You Won't Get What You Want by DaughtersRelease date: October 26, 2018
After eight years away the prodigal Daughters return with the snotty provocation You Won’t Get What You Want. See now, that kinda depends there don’t you think? Are we talking about a general life rule or just this new record? Turns out what they’ve brought for us here is a weighty slab of bruising, intelligent noise rock. Maybe we didn’t know we wanted it, but here’s plenty to enjoy about it all the same.
They stick with the defiant shrug of the title as the album opens with a minute and a half of tense drone and isolated drum beats before ‘City Song’ crashes fully into motion. An insomniac headache beset by aural hallucinations and moans, its final minute twists its electronic pulse into squealing crumpling shapes. It screeches to a halt leaving Alexis Marshall sleep mumbling while wide awake. ‘Long Road No Turns’ is a more pummeling attack, a nauseous swirl, relentless anxiety. ‘Flammable Man’ and ‘The Lord’s Song’ bring short blasts of horror scree, grating guitars and synths on stun.

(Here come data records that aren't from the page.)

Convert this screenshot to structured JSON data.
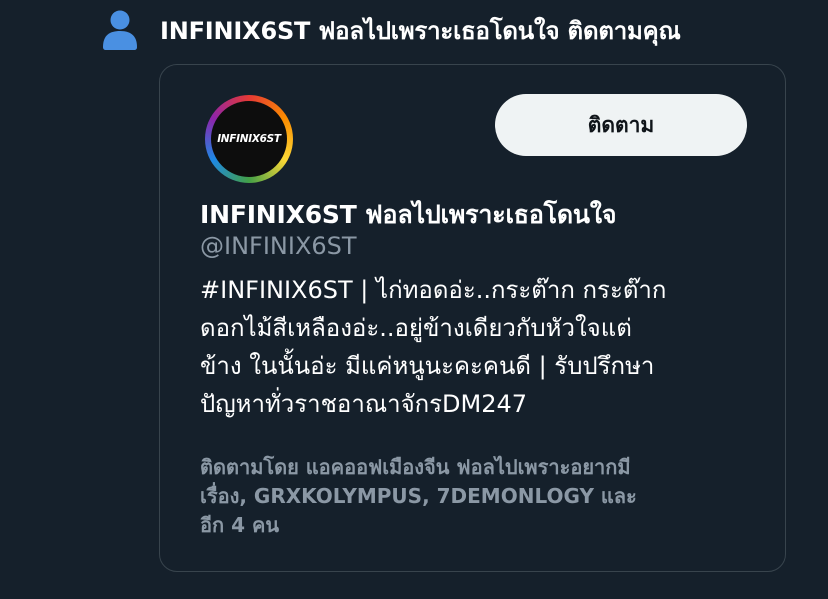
{
  "header": {
    "icon": "person-icon",
    "text": "INFINIX6ST ฟอลไปเพราะเธอโดนใจ ติดตามคุณ"
  },
  "card": {
    "avatar": {
      "label": "INFINIX6ST",
      "ring_colors": [
        "#e53935",
        "#fb8c00",
        "#fdd835",
        "#43a047",
        "#1e88e5",
        "#8e24aa"
      ]
    },
    "follow_button_label": "ติดตาม",
    "display_name": "INFINIX6ST ฟอลไปเพราะเธอโดนใจ",
    "handle": "@INFINIX6ST",
    "bio_lines": [
      "#INFINIX6ST | ไก่ทอดอ่ะ..กระต๊าก กระต๊าก",
      "ดอกไม้สีเหลืองอ่ะ..อยู่ข้างเดียวกับหัวใจแต่",
      "ข้าง ในนั้นอ่ะ มีแค่หนูนะคะคนดี | รับปรึกษา",
      "ปัญหาทั่วราชอาณาจักรDM247"
    ],
    "followed_by_lines": [
      "ติดตามโดย แอคออฟเมืองจีน ฟอลไปเพราะอยากมี",
      "เรื่อง, GRXKOLYMPUS, 7DEMONLOGY และ",
      "อีก 4 คน"
    ]
  },
  "colors": {
    "background": "#15202b",
    "card_border": "#38444d",
    "secondary_text": "#8b98a5",
    "icon_blue": "#4a90e2",
    "button_bg": "#eff3f4"
  }
}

It’s tempting to ignore the band’s history but the weight of it and the resulting confrontation of expectations is right there in the album’s title. So here goes, like plenty of other people I discovered Daughters through their last, self titled, album by which time the band had already fallen apart. It’s a good record, if you don’t know it, check it out. It seems that their falling out was in large part down to actual ‘musical differences’ about the record rather than the traditional euphemism for “I hate your guts and wish you all dead” we’re used to. Although there’s bound to have been some of that too. It hasn’t really taken eight years to patch things up either, everyone was friends again by 2013. It’s taken them five years to make this album because life, illness, jobs and other bands got in the way.
The first track to appear ‘Satan In The Wait’ is a seven minute epic steadily churning forwards. Marshall declaims a tale destined to unravel over multiple listens while being pushed down into the track by a bright, circling synth line. The other tune trailing the record, ‘The Reason They Hate Me’, is a more down the line noise rock rager with a pleasing shot of Jesus Lizard punch and swing about it. “Don’t tell me how to do my job” Marshall snarls as the synths mutate into screaming metal seagulls. Elsewhere ‘Daughter’ is more spacious and cinematic, a jazz noir mood eventually overtaken by horror soundtrack synth. The menacing deep pulse and noise bursts of ‘Less Sex’ even has something almost Depeche Mode about it weirdly enough.
On the closing ‘Guest House’ the pounding drums, desperate vocals and claustrophobic wall of noise gives way once again to ominous waves of synth. For the most part You Won’t Get What You Want is an intense and breathless ride through dark and unfamiliar neighbourhoods. Honestly, if you liked their last album and you wanted a new one then, despite protestations, this pretty much gives you what you want.